--- Your objective ---
In the entries that follow, find each line with the word "image" and copy it.

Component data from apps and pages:
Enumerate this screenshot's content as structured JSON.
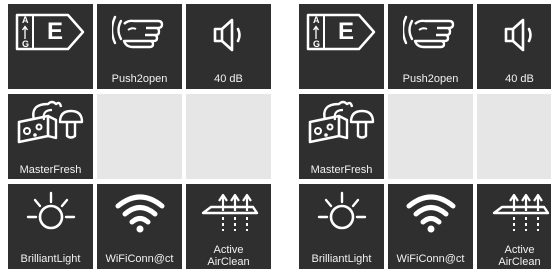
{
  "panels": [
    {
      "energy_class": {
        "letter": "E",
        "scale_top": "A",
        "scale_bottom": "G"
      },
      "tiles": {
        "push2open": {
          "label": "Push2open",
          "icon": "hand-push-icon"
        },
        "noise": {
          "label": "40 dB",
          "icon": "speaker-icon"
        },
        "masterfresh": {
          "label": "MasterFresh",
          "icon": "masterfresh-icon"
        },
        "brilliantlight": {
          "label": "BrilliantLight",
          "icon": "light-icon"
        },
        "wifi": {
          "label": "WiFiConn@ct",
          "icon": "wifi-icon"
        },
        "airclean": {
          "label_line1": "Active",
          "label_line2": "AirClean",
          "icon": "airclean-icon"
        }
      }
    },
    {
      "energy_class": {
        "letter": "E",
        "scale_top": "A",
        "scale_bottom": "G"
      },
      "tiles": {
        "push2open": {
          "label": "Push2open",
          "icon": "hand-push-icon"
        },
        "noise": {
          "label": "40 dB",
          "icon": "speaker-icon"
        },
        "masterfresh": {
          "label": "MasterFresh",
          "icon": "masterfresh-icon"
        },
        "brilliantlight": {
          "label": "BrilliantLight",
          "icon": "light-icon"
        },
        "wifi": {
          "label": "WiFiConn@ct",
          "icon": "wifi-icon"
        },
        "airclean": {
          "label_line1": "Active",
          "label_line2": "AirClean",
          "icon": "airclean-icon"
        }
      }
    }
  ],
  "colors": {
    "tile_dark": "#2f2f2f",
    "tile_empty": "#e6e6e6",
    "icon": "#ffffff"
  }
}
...
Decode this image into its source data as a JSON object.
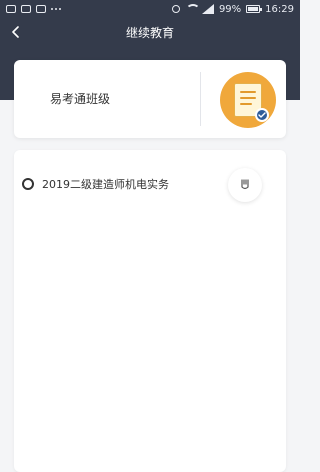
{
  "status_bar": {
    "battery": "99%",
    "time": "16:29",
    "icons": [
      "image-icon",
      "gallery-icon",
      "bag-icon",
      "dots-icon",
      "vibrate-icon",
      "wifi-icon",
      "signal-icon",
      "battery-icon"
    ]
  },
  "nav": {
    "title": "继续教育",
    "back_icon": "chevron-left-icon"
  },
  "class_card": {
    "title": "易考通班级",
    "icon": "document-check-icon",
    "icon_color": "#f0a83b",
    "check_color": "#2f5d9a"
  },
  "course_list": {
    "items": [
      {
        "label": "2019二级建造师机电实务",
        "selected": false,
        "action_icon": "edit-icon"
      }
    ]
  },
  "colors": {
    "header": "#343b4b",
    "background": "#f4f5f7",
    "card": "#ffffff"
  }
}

--- Your solution ---
Decode this image into its source data as a JSON object.
      "image-icon",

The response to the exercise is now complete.